So, I wasn’t really alone or unloved.
But when I and them started to grow up, I began finding difficulty connecting.
Yes, there were classmates who were mean spirited, but we all walk through that door; the door of being mistreated, and being the ones mistreating.
However, the reason I met her, my depressed self, was because of my inability to fit in.
I was lonely, even though I was loved.
I spent years trying to connect.
Often times by lying, seldom by being honest.
I lost a lot of people. I am friends still with a few.
They say school is a second home.
I hated both; the first and the 2nd.
Because everyone was at fault and I was sad that nobody understood me.

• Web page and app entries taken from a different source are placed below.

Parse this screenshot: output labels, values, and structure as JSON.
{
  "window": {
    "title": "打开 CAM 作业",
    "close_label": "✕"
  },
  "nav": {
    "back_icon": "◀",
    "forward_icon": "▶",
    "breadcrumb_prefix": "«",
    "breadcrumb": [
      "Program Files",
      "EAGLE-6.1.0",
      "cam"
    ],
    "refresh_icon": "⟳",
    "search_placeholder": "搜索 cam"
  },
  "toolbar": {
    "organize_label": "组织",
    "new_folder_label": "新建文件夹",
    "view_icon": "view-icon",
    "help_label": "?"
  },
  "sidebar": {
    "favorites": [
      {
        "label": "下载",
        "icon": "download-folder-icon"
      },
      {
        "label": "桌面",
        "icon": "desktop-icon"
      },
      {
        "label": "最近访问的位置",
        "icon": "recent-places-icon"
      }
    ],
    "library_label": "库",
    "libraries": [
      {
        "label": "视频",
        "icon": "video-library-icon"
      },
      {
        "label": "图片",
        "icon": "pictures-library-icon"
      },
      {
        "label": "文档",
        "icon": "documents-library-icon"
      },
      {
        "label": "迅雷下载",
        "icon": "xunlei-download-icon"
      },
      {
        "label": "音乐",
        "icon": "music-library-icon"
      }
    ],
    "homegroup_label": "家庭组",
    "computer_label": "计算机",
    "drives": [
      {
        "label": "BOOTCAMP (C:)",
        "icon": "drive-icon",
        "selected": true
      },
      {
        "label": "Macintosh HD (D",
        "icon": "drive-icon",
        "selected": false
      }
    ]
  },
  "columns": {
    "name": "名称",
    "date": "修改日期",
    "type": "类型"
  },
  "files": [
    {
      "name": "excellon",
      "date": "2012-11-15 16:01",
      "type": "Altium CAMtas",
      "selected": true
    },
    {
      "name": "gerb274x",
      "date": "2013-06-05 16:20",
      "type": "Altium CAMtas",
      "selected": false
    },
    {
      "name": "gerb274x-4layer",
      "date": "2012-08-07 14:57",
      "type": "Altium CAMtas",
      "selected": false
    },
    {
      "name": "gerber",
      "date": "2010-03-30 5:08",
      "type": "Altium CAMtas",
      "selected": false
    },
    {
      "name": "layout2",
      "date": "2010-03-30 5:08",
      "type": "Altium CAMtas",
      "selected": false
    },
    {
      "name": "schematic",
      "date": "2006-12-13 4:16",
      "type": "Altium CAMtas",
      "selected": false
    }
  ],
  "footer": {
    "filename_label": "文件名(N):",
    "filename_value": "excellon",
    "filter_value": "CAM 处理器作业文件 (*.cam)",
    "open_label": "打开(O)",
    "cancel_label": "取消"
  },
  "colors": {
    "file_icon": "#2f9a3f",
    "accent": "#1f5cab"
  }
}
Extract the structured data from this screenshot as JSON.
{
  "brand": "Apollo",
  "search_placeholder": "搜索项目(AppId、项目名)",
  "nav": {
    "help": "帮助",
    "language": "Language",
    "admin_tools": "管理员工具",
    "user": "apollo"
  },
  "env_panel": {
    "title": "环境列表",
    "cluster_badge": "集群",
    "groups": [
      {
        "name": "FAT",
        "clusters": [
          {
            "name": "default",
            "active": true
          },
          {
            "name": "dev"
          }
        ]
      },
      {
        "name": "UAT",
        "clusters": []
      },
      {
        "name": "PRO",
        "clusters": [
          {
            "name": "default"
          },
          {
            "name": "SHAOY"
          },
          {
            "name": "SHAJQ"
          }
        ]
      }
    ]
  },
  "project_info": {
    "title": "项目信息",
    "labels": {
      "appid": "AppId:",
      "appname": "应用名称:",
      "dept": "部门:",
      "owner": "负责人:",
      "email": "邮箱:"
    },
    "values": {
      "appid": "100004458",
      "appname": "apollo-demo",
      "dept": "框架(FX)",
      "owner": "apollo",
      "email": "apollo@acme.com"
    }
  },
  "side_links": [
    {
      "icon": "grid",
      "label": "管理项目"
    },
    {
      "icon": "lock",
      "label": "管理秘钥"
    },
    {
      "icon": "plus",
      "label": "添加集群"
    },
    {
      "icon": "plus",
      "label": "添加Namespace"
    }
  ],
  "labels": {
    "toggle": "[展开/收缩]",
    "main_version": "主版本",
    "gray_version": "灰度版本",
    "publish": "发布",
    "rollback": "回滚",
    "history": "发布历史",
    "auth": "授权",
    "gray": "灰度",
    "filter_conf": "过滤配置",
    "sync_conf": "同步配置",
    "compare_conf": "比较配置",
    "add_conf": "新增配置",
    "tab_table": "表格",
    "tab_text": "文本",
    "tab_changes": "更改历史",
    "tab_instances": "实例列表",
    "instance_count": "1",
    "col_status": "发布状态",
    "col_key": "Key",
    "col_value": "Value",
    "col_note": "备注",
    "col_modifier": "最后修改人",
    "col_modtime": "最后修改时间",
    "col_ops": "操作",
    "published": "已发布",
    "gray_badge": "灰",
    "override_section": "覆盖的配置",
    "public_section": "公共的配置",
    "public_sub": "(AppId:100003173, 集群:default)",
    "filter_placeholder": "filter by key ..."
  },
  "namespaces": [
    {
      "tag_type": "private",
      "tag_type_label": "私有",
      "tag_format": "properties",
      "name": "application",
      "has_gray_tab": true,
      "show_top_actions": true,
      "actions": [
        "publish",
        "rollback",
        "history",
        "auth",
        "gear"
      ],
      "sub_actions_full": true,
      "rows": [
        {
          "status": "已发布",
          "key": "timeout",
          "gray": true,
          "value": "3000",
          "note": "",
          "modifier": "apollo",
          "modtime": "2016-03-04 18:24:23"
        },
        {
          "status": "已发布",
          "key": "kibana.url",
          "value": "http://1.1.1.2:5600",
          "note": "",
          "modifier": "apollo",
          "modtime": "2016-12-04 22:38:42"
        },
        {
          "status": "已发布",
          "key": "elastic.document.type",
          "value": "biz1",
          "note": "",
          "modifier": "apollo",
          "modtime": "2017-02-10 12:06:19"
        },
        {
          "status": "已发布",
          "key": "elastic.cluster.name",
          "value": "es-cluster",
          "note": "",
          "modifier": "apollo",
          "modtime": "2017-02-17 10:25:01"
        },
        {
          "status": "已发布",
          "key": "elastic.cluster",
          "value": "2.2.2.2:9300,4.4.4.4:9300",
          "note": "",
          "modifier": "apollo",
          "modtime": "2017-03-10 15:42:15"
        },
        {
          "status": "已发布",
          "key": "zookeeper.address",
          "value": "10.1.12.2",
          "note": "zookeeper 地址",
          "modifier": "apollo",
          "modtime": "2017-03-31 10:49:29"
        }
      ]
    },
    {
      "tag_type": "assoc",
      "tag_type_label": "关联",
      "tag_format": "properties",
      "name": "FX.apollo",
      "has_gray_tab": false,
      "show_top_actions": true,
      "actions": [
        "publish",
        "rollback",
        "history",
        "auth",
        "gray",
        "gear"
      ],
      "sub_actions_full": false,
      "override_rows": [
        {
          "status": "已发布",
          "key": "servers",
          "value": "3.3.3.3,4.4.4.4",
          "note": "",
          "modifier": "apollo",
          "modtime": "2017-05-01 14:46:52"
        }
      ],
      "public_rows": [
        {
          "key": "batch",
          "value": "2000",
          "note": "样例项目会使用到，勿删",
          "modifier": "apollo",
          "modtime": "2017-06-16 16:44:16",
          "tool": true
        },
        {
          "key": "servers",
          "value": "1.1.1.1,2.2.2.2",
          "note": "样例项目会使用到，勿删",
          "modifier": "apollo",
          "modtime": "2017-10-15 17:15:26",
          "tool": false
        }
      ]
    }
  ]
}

I know now both sides were at fault and I was sad because I didn’t respect myself enough to understand her.
Sleep was my escape island.
Sleep, and video games.
Art was there.
But I used it to gain.
Just like I used the people who were kind to her.
Just like I used my pain.
I wanted to die.
So many times I said I wanted to die.
I want it all to end.
Now I think back and I wonder if I really wanted that, or was I merely programmed to say those words because it’s a punchline for a feeling which you can’t escape?
My depressed self has been with me ever since the first time I learned people say things they don’t mean, and do things without thinking.
My depressed self took control of me for 10 years and made me a self-absorbed person whose moto is “all-take and give-to-take-more-in-return”.
My depressed self was with me the following 10 years, but neither of us was in control.
I was tired, and so was she.
We sat for long together at the bottom.
We read books and we hated people.
Then we learned to hate books and read people.
Slowly, the hate started fading to black.
The black flashed white in a beautiful thunder.
And rain started falling.
Soon after, there were buds, blooms and fruits.
I write books about people for people now.
Today, she lets me take control.
And a lot of times, she tries to get back on the driver’s seat, but I keep telling her; “at the next stop.”
At the stop sign, I let her take over, but I keep the keys.
She steers the wheel, she honks the horn, she curses at the passing cars and she turns the head lights on and off. But she doesn’t get to drive.
It’s not me and her alone in the world.
I have people on the ride now, and I can’t let her drive me and those around me down the pit again.
I was 13 when I met this depressed self of mine.
I am now 33 and she is still there.
Initially, all I wanted was to take, take and take, thinking it’ll fill the void in me.
But I found the solution in letting it out. Letting it be seen. Letting it go.
Logically, the emptiness in me should get bigger by giving away and not taking in,
But on a closer look, I realized that the void was only a black pile of broken feelings painted over my soul.
Every time I take a piece, I find a lesson, I share the lesson and the pile becomes smaller, even with the new broken bits piling on top.
And while sometimes, I feel like I wouldn’t mind dying any day, in comparison to the teenager who cried wanting to die right freaking then, I find myself looking forward to be older and I pray to be able to still give back.
With her, by my side, watching… impressed that this grumpy lazy old lady had managed to live this far.